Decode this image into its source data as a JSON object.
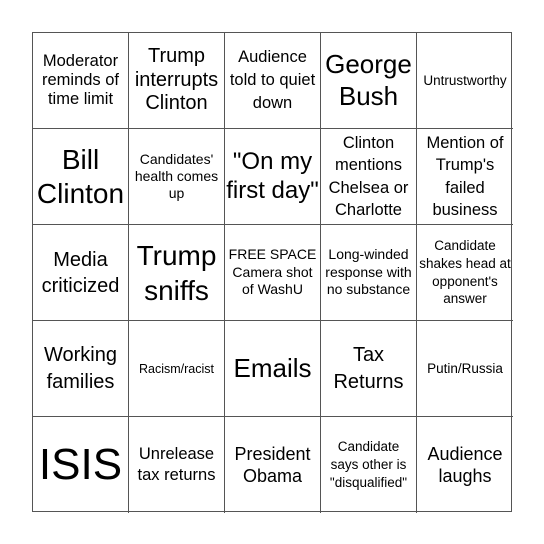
{
  "board": {
    "cells": [
      {
        "text": "Moderator reminds of time limit",
        "free": false
      },
      {
        "text": "Trump interrupts Clinton",
        "free": false
      },
      {
        "text": "Audience told to quiet down",
        "free": false
      },
      {
        "text": "George Bush",
        "free": false
      },
      {
        "text": "Untrustworthy",
        "free": false
      },
      {
        "text": "Bill Clinton",
        "free": false
      },
      {
        "text": "Candidates' health comes up",
        "free": false
      },
      {
        "text": "\"On my first day\"",
        "free": false
      },
      {
        "text": "Clinton mentions Chelsea or Charlotte",
        "free": false
      },
      {
        "text": "Mention of Trump's failed business",
        "free": false
      },
      {
        "text": "Media criticized",
        "free": false
      },
      {
        "text": "Trump sniffs",
        "free": false
      },
      {
        "text": "FREE SPACE Camera shot of WashU",
        "free": true
      },
      {
        "text": "Long-winded response with no substance",
        "free": false
      },
      {
        "text": "Candidate shakes head at opponent's answer",
        "free": false
      },
      {
        "text": "Working families",
        "free": false
      },
      {
        "text": "Racism/racist",
        "free": false
      },
      {
        "text": "Emails",
        "free": false
      },
      {
        "text": "Tax Returns",
        "free": false
      },
      {
        "text": "Putin/Russia",
        "free": false
      },
      {
        "text": "ISIS",
        "free": false
      },
      {
        "text": "Unrelease tax returns",
        "free": false
      },
      {
        "text": "President Obama",
        "free": false
      },
      {
        "text": "Candidate says other is \"disqualified\"",
        "free": false
      },
      {
        "text": "Audience laughs",
        "free": false
      }
    ]
  }
}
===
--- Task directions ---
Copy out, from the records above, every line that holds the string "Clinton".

--- Output for this exercise ---
        "text": "Trump interrupts Clinton",
        "text": "Bill Clinton",
        "text": "Clinton mentions Chelsea or Charlotte",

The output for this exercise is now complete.